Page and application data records
━━━━━━━━━━━━━━━━━━━━

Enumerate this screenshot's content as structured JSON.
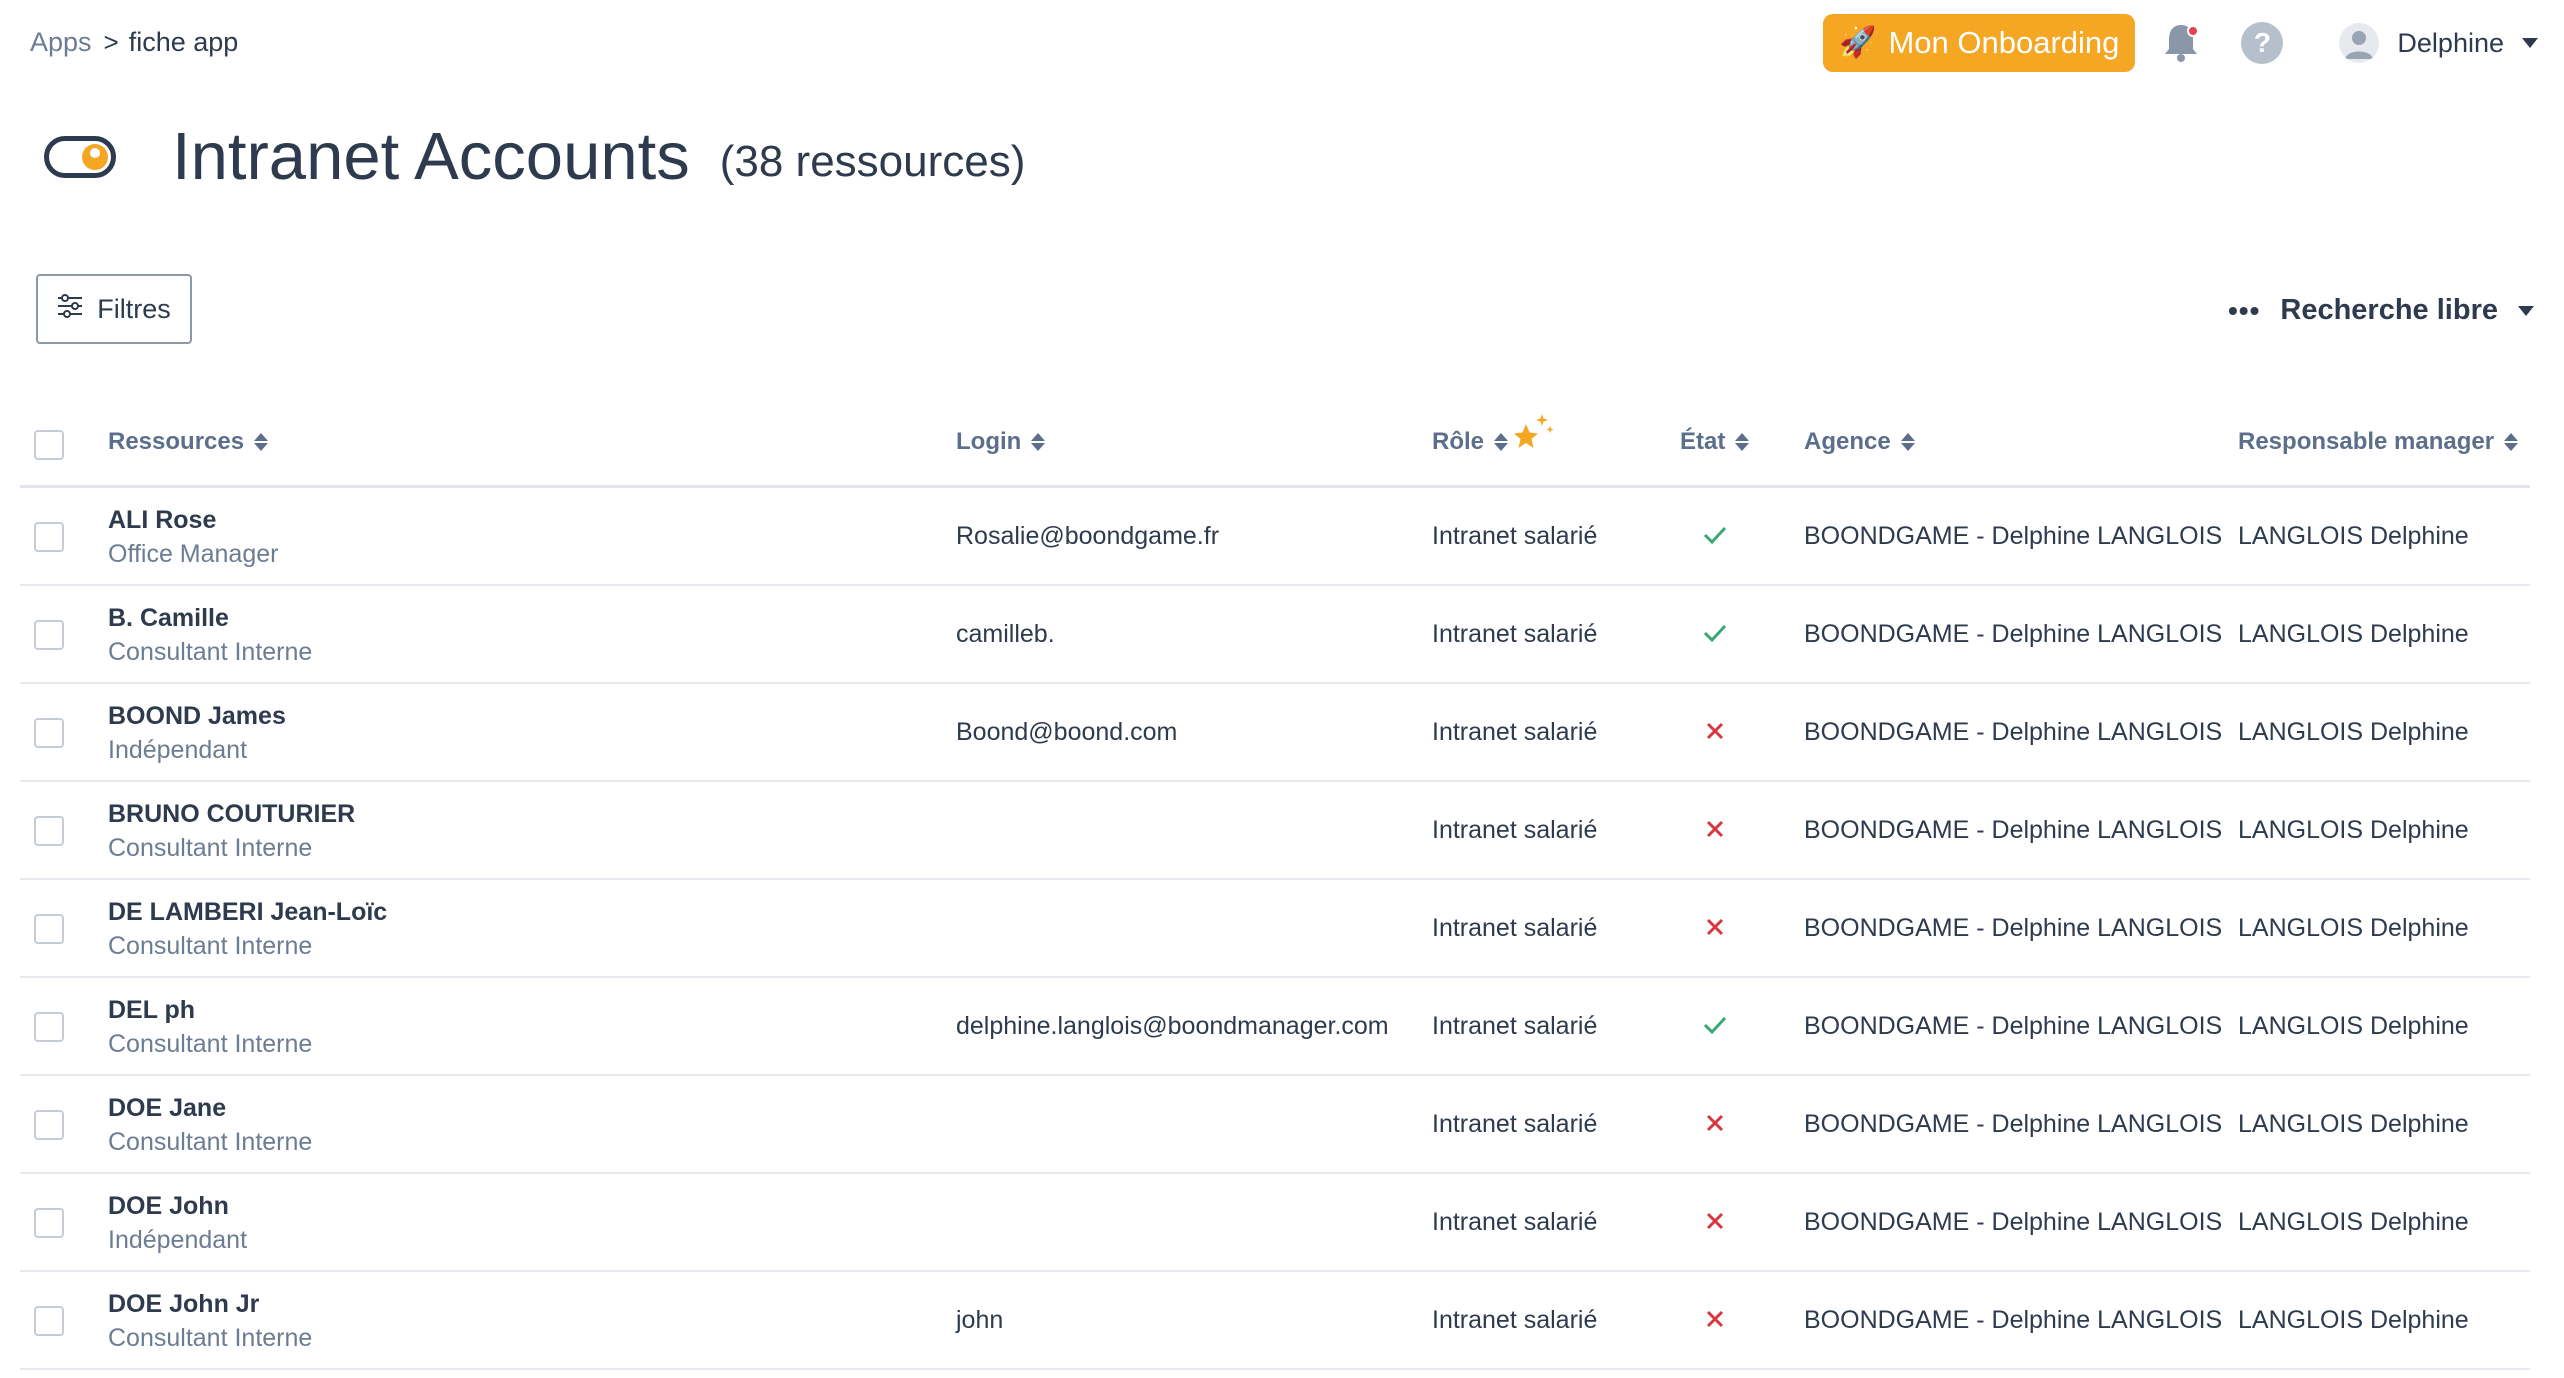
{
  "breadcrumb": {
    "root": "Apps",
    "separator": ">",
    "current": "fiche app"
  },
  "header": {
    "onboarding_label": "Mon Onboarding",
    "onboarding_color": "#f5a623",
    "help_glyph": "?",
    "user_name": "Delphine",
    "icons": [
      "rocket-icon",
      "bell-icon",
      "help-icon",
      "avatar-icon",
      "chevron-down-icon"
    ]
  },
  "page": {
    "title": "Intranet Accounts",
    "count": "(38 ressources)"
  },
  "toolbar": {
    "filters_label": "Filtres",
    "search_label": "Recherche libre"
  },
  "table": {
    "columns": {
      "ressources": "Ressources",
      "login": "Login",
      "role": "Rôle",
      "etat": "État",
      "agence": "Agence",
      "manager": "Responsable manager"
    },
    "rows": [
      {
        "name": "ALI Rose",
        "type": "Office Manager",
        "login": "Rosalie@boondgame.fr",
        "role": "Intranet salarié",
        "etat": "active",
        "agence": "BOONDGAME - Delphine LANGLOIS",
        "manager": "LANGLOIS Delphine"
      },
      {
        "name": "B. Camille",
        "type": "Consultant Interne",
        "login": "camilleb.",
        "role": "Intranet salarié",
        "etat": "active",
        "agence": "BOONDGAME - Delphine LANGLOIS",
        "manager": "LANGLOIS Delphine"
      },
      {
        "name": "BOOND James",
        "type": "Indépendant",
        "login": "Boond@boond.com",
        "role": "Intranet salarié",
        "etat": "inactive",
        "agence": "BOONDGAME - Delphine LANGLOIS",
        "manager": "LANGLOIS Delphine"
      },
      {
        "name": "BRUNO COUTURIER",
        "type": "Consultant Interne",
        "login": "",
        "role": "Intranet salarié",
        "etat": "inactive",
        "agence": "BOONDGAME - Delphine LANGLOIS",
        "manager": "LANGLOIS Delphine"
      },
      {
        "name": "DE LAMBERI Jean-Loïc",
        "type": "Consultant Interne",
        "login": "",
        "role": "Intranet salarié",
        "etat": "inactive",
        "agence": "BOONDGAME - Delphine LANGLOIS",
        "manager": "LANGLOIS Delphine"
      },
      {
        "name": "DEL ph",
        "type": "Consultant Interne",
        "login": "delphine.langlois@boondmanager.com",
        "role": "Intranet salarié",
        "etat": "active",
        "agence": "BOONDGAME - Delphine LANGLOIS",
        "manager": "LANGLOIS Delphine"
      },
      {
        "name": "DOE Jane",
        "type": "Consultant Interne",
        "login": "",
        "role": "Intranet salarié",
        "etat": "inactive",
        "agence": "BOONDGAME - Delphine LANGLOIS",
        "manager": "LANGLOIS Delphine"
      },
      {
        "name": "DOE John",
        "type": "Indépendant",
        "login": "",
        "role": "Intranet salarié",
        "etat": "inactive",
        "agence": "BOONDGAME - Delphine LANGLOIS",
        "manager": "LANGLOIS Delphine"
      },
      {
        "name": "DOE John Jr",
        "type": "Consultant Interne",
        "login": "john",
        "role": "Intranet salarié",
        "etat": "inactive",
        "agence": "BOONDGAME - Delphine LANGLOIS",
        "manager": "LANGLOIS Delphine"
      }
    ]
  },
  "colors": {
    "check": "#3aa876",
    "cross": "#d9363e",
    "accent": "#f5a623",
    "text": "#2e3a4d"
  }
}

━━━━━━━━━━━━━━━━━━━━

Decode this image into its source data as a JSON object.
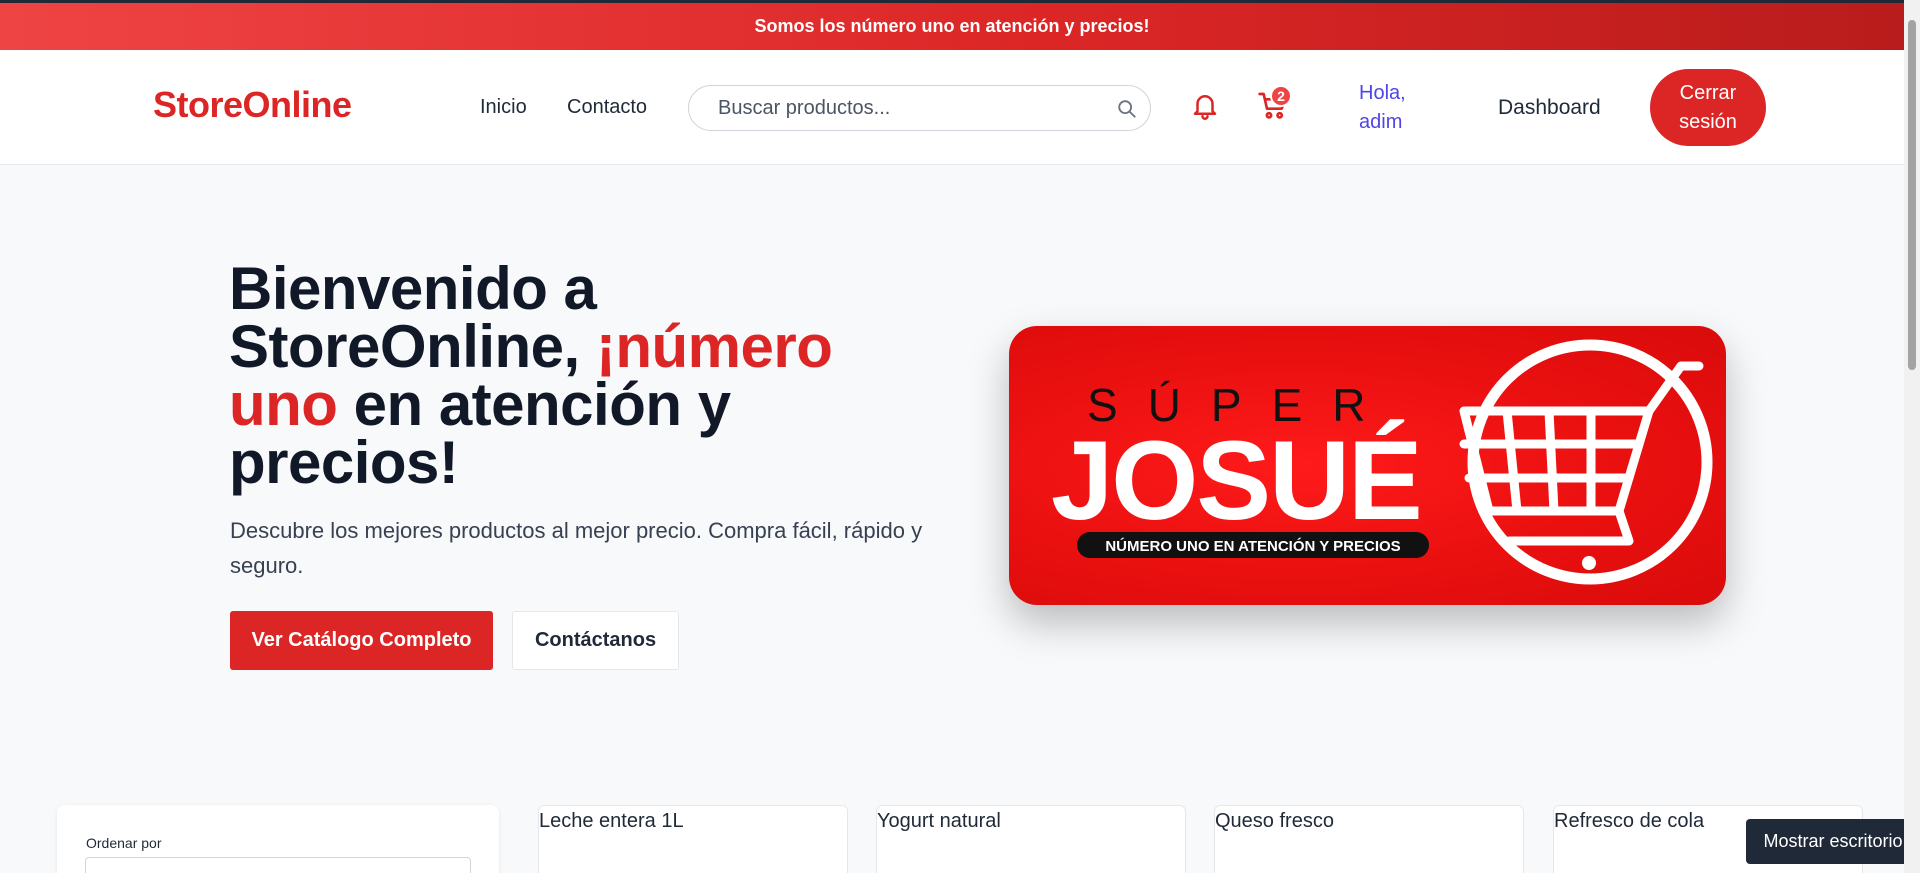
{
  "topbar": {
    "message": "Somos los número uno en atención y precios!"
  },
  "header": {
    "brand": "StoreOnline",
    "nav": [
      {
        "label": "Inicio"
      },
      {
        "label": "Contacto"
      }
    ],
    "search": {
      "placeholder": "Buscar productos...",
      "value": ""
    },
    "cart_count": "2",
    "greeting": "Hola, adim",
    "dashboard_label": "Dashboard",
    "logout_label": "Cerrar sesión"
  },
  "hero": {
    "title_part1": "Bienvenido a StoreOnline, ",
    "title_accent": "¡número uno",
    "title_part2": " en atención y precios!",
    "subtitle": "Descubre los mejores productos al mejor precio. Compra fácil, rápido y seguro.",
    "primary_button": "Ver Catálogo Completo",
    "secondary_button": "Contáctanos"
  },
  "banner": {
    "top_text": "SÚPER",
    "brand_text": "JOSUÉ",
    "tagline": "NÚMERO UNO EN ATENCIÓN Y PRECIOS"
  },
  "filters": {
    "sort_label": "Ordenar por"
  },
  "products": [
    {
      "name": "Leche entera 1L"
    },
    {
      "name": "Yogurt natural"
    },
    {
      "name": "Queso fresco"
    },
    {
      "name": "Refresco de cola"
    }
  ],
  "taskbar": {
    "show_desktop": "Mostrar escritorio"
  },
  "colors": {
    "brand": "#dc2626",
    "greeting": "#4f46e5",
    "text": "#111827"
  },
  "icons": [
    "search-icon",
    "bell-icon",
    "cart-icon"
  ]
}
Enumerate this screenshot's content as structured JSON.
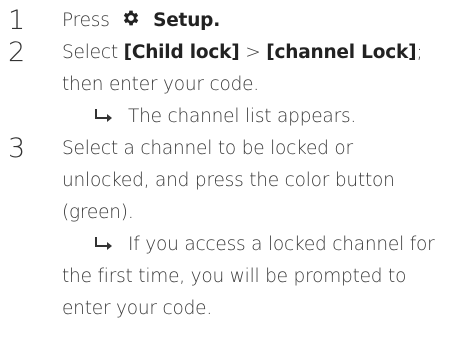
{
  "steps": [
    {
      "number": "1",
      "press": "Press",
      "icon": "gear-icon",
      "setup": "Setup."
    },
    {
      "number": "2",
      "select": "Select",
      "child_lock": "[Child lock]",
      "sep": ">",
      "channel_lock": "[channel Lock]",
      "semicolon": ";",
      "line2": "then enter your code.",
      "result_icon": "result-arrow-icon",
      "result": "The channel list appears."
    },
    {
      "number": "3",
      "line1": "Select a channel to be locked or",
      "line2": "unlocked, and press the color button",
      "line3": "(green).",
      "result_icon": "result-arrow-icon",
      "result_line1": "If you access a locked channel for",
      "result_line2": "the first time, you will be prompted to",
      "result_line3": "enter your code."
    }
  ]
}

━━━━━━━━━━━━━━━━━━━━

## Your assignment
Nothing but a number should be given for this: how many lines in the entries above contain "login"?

## Answer section
10